DIRECTIONS FOR THIS TASK => Find the number of lines below in which the word "Enter" occurs. Write only that number.

Extracted records =>
- Opening Delimiter -

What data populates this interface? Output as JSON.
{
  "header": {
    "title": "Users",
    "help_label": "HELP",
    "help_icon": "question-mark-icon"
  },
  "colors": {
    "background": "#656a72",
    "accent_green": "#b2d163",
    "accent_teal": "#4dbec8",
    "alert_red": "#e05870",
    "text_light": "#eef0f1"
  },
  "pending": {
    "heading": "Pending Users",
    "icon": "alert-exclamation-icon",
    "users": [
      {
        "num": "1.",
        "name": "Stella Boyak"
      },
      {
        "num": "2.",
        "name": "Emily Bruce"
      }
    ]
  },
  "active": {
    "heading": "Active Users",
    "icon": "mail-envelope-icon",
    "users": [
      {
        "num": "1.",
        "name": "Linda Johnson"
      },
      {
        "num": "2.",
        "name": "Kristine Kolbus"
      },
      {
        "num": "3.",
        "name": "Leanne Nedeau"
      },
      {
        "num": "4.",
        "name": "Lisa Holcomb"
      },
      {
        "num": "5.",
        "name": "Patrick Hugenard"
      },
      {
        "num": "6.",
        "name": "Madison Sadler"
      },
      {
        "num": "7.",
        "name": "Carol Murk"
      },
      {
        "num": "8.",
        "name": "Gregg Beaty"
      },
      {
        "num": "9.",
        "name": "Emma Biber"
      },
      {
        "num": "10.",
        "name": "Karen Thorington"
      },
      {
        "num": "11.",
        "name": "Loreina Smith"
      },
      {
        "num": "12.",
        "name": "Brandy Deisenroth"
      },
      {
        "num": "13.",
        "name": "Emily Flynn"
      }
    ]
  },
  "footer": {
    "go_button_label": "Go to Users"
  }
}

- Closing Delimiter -
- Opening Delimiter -

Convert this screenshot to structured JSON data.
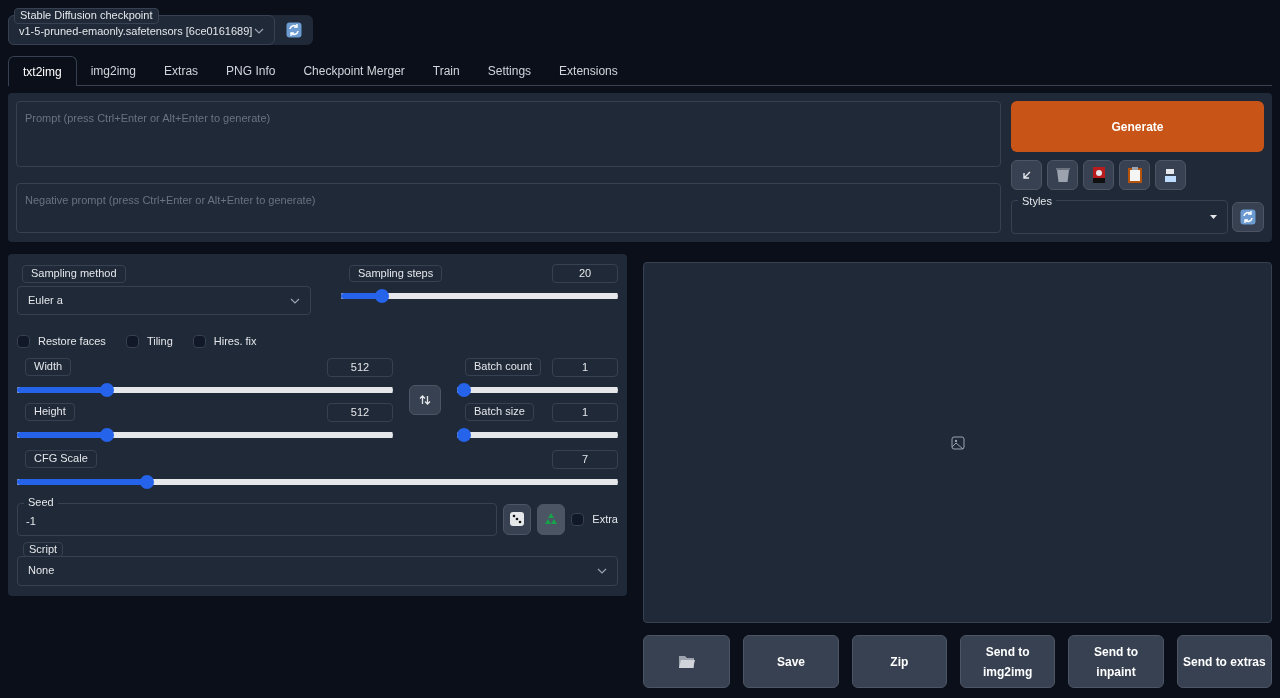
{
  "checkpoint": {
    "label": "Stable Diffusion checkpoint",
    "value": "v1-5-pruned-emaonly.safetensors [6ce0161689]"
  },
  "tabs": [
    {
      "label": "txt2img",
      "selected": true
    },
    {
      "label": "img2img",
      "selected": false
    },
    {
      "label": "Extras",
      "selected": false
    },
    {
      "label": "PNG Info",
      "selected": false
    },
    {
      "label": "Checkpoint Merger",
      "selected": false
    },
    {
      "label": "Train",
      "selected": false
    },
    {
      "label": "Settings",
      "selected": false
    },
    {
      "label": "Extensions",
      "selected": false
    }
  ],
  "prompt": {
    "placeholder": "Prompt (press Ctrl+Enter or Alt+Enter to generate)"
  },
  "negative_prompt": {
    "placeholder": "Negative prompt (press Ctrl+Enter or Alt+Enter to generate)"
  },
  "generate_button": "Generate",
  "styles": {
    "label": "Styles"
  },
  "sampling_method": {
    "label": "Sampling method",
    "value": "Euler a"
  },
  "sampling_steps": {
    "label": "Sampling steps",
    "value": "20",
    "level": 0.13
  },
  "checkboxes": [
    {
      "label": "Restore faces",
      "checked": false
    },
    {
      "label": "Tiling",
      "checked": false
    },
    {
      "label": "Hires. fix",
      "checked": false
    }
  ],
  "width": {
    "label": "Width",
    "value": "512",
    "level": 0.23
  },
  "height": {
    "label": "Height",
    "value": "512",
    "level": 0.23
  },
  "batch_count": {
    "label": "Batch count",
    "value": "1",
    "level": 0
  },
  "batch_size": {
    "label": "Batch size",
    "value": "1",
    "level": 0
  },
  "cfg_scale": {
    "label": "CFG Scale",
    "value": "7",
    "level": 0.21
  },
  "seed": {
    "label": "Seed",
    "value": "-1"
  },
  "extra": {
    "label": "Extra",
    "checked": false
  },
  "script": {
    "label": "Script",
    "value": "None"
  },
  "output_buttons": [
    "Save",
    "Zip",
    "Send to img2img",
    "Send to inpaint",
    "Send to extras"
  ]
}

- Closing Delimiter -

REPLY => 2